Section 212 speaks of the definition of genocide, the humanitarian assistance, and of course, the support that is important as we discuss the international community. First, recognizing ISIS's commission of the crime of genocide against the Yazidis in Sinjar. Second, for those states that are contracting parties to the genocide convention, to engage with article 8 of the convention and call upon the competent organs of the United Nations, including the Security Council, to take such action under the charter of the United Nations to prevent and suppress acts of genocide. Third, that they provide expertise on request to assist in the preservation and documentation of mass grave sites.
Going further, and looking after the needs of individuals, it is required that they put funding in for psychosocial support programs with increased emphasis on trauma therapy for children, noting that Yazidi children suffered different violations depending on their sex. It requested funding and expertise to support the training of psychologists and social workers in Iraq and Syria.
The commission also recommends that organizations involved in the care of internally displaced Yazidi build and provide skill training programs aimed at allowing Yazidi women greater financial and social independence.

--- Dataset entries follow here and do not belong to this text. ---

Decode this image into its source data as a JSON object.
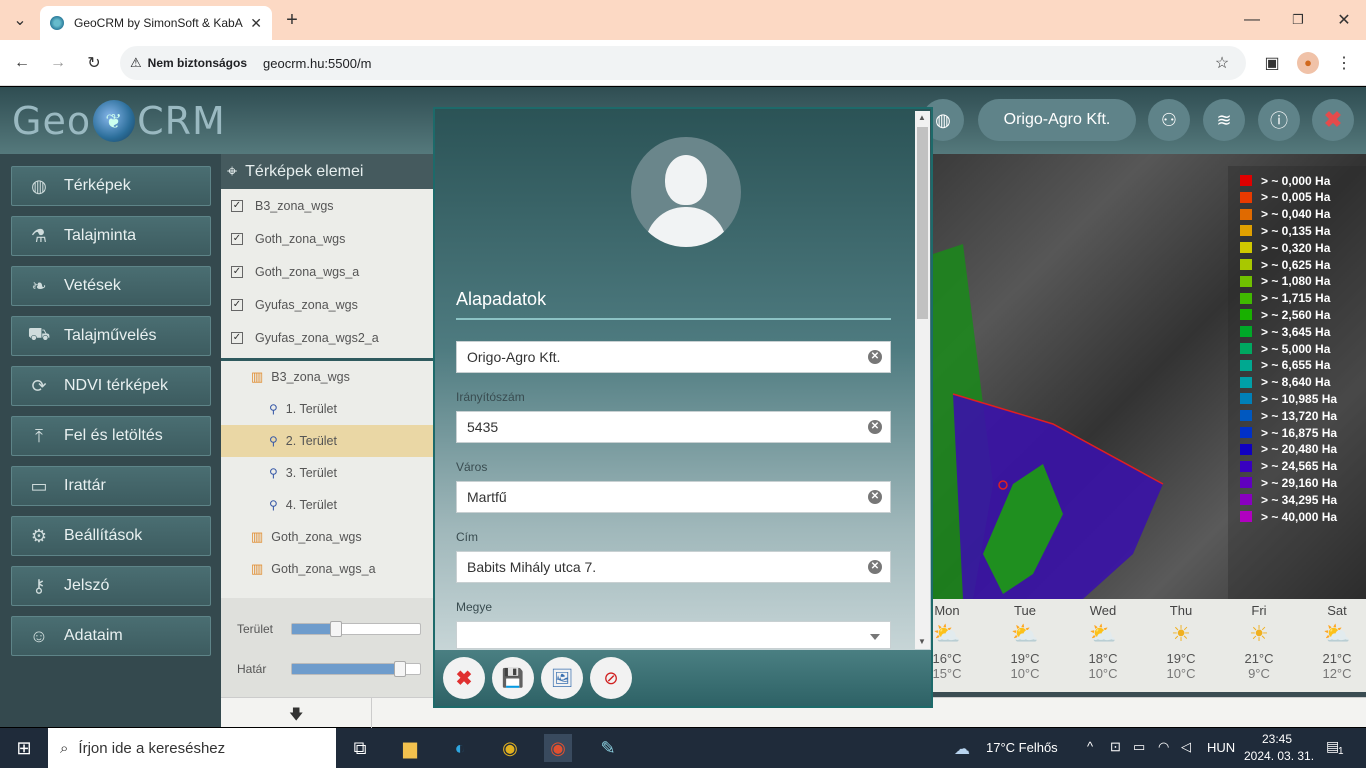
{
  "browser": {
    "tab_title": "GeoCRM by SimonSoft & KabA",
    "security_label": "Nem biztonságos",
    "url": "geocrm.hu:5500/m"
  },
  "app": {
    "logo_left": "Geo",
    "logo_right": "CRM",
    "org_button": "Origo-Agro Kft."
  },
  "sidebar": {
    "items": [
      {
        "label": "Térképek",
        "icon": "globe-icon"
      },
      {
        "label": "Talajminta",
        "icon": "flask-icon"
      },
      {
        "label": "Vetések",
        "icon": "seed-icon"
      },
      {
        "label": "Talajművelés",
        "icon": "tractor-icon"
      },
      {
        "label": "NDVI térképek",
        "icon": "target-icon"
      },
      {
        "label": "Fel és letöltés",
        "icon": "upload-icon"
      },
      {
        "label": "Irattár",
        "icon": "folder-icon"
      },
      {
        "label": "Beállítások",
        "icon": "gear-icon"
      },
      {
        "label": "Jelszó",
        "icon": "key-icon"
      },
      {
        "label": "Adataim",
        "icon": "user-icon"
      }
    ]
  },
  "layers": {
    "title": "Térképek elemei",
    "checked": [
      "B3_zona_wgs",
      "Goth_zona_wgs",
      "Goth_zona_wgs_a",
      "Gyufas_zona_wgs",
      "Gyufas_zona_wgs2_a"
    ],
    "tree": [
      "B3_zona_wgs",
      "1. Terület",
      "2. Terület",
      "3. Terület",
      "4. Terület",
      "Goth_zona_wgs",
      "Goth_zona_wgs_a"
    ],
    "slider1_label": "Terület",
    "slider2_label": "Határ",
    "slider1_value": 0.35,
    "slider2_value": 0.85
  },
  "legend": [
    {
      "label": "> ~ 0,000 Ha",
      "color": "#e00000"
    },
    {
      "label": "> ~ 0,005 Ha",
      "color": "#e83a00"
    },
    {
      "label": "> ~ 0,040 Ha",
      "color": "#e06a00"
    },
    {
      "label": "> ~ 0,135 Ha",
      "color": "#e0a000"
    },
    {
      "label": "> ~ 0,320 Ha",
      "color": "#d0c800"
    },
    {
      "label": "> ~ 0,625 Ha",
      "color": "#a8c800"
    },
    {
      "label": "> ~ 1,080 Ha",
      "color": "#70c000"
    },
    {
      "label": "> ~ 1,715 Ha",
      "color": "#40b800"
    },
    {
      "label": "> ~ 2,560 Ha",
      "color": "#18b000"
    },
    {
      "label": "> ~ 3,645 Ha",
      "color": "#00a828"
    },
    {
      "label": "> ~ 5,000 Ha",
      "color": "#00a860"
    },
    {
      "label": "> ~ 6,655 Ha",
      "color": "#00a890"
    },
    {
      "label": "> ~ 8,640 Ha",
      "color": "#00a0a8"
    },
    {
      "label": "> ~ 10,985 Ha",
      "color": "#0080b8"
    },
    {
      "label": "> ~ 13,720 Ha",
      "color": "#0058c0"
    },
    {
      "label": "> ~ 16,875 Ha",
      "color": "#0030c8"
    },
    {
      "label": "> ~ 20,480 Ha",
      "color": "#1000c0"
    },
    {
      "label": "> ~ 24,565 Ha",
      "color": "#3800c0"
    },
    {
      "label": "> ~ 29,160 Ha",
      "color": "#6000c0"
    },
    {
      "label": "> ~ 34,295 Ha",
      "color": "#8800c0"
    },
    {
      "label": "> ~ 40,000 Ha",
      "color": "#b000c0"
    }
  ],
  "weather": [
    {
      "day": "Mon",
      "icon": "cloud-sun-icon",
      "hi": "16°C",
      "lo": "15°C"
    },
    {
      "day": "Tue",
      "icon": "cloud-sun-icon",
      "hi": "19°C",
      "lo": "10°C"
    },
    {
      "day": "Wed",
      "icon": "cloud-sun-icon",
      "hi": "18°C",
      "lo": "10°C"
    },
    {
      "day": "Thu",
      "icon": "sun-icon",
      "hi": "19°C",
      "lo": "10°C"
    },
    {
      "day": "Fri",
      "icon": "sun-icon",
      "hi": "21°C",
      "lo": "9°C"
    },
    {
      "day": "Sat",
      "icon": "cloud-sun-icon",
      "hi": "21°C",
      "lo": "12°C"
    }
  ],
  "modal": {
    "section_title": "Alapadatok",
    "name_value": "Origo-Agro Kft.",
    "zip_label": "Irányítószám",
    "zip_value": "5435",
    "city_label": "Város",
    "city_value": "Martfű",
    "address_label": "Cím",
    "address_value": "Babits Mihály utca 7.",
    "county_label": "Megye",
    "county_value": ""
  },
  "taskbar": {
    "search_placeholder": "Írjon ide a kereséshez",
    "weather": "17°C  Felhős",
    "lang": "HUN",
    "time": "23:45",
    "date": "2024. 03. 31.",
    "notifications": "1"
  }
}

Section 213 deals with integration and safety, where the commission recommends that states and organizations involved in the care of Yazidi refugees and asylum-seekers ensure that Yazidi victims of genocide, including but not limited to sexual violence, are identified, and treated as a vulnerable group for the purposes of housing, psychosocial support, and with regard to the asylum process.
As we look at the needs of the Yazidi people, it is so important that we look at things that we can do. I have outlined the three parts of the UN report, but can we expedite the asylum claims of the Yazidi people to Canada?
Will we treat the declaration of genocide as an immediate call to action for Canada, in which a whole of government approach to humanitarian aid, military intervention, and resettlement would be acted upon?
Will we act upon the June 2016 UN recommendations to accelerate the asylum claims of the Yazidi victims of genocide?
Will we review the selection process used by the UN to identify refugees for the government sponsored refugee stream?
Will we examine the need to restore the exemption for Syrian and Iraqi refugees from the mission cap under the privately sponsored refugee program in order to fully harness the generosity of Canadian private sponsors?
I am thankful for the opportunity to speak on this very important issue.